Lot 8
  • 8


1,200,000 - 1,800,000 HKD
bidding is closed


  • ceramic
sturdily potted with a tapering body sweeping up to a broad shoulder and surmounted by a short neck and lipped mouth-rim, the exterior carved with large peony blooms with slender undulating petals above a thin concave band and a broad frieze enclosing upright petal lappets encircling the lower section of the vessel, covered unctuously overall save for the countersunk base with a translucent celadon glaze densely suffused with a network of ice crackles


Collection of the Chang Foundation, Taipei.


James Spencer (comp.), Selected Chinese Ceramics from Han to Qing Dynasties, Chang Foundation, Taipei, 1990, cat. no. 59.

Catalogue Note

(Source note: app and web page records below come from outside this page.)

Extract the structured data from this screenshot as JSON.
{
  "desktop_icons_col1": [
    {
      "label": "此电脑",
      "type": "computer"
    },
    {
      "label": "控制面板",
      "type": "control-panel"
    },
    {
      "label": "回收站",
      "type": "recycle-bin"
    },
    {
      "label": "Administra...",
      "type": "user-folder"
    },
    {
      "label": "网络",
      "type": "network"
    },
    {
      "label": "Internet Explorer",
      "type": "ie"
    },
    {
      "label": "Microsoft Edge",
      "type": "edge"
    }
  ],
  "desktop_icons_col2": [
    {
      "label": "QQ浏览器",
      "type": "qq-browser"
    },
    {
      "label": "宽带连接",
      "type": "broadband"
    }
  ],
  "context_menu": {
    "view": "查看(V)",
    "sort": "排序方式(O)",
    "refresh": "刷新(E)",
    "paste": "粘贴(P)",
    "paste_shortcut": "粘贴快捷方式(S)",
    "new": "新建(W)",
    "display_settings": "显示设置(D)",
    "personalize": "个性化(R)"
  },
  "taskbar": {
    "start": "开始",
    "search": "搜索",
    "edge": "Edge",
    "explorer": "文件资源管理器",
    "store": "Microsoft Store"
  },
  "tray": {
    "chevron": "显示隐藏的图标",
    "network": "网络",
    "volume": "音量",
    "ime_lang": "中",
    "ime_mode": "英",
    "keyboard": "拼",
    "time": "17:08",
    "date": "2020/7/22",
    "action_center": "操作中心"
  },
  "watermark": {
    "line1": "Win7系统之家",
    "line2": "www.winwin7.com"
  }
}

This serenely shaped and decorated meiping is one of the rare examples of the early production of the Longquan kilns in Zhejiang province, in the Northern Song period (960-1127), before Longquan wares reached the height of their popularity. At this time, the kilns, located in China’s southeast, were faced with the strong competition of northern celadon kilns such as Yaozhou in Shaanxi, which had the immense advantage of being located close to the seats of power. With their pale green glazes and delicate incised designs, early Longquan wares show closer similarities to Yue wares, made further north in the same province, and at times to Yaozhou ware, than to later Longquan wares with their deeper green glazes, often free of design, and were previously often mistaken for Yue. Although the Yue kilns clearly exerted a strong influence, the Longquan kilns had in fact created a distinctive style of their own already in the Northern Song, with their delicate carved designs covering the vessel surface, enlivened by fine combing. Outstanding examples such as the present vase are, however, exceedingly rare.

The dramatic transformation of the Longquan production, in terms of material and workmanship, from the Five Dynasties period (907-960), when the kilns produced mainly funerary wares, to the Northern Song, when they turned to high-quality utilitarian ceramics, becomes apparent when comparing a related, but much more coarse vase with slightly angled shoulders, carved with a peony scroll between bands of petals, attributed to the Five Dynasties period, illustrated in Longquan qingci [Longquan celadon], Beijing, 1966, pl. 2.

The present meiping with its well-rounded shoulders and relatively wide neck is harmoniously proportioned, the complex flower scroll that covers two thirds of the body gives it a generous air, and the bluish glaze tone is particularly successful. On comparable vases the design is mostly divided into narrower bands, the proportions vary a lot, and the glazes tend to be more olive green; see, for example, a larger meiping of this type, excavated in Songyang county, Zhejiang province, and now in the Songyang County Museum, carved with an additional band of lappets around the shoulder, frequently illustrated, for example, in Zhu Boqian, Longquan yao qingci/Celadons from Longquan Kilns, Taipei, 1998, pl. 69; and in Zhongguo Longquan qingci/Longquan Celadon of China, Hangzhou, 1998, pl. 47 and on the cover; a slightly smaller, densely decorated vase from the Sir Herbert and Lady Ingram collection, now in the Ashmolean Museum, Oxford, published in Sekai tōji zenshū/Ceramic Art of the World, vol. 12, Tokyo, 1977, col. pl. 179; another from the Dexing Shuwu collection, sold in our New York rooms, 18th March 2008, lot 86; and one showing two narrow bands of scrolling flowers and a larger section of petals, sold in these rooms, 5th November 1996, lot 725; a much smaller version, decorated with one band of peony scrolls above five ranks of overlapping petals, from the Yang De Tang collection, was sold in our New York rooms, 17th March 2015, lot 64.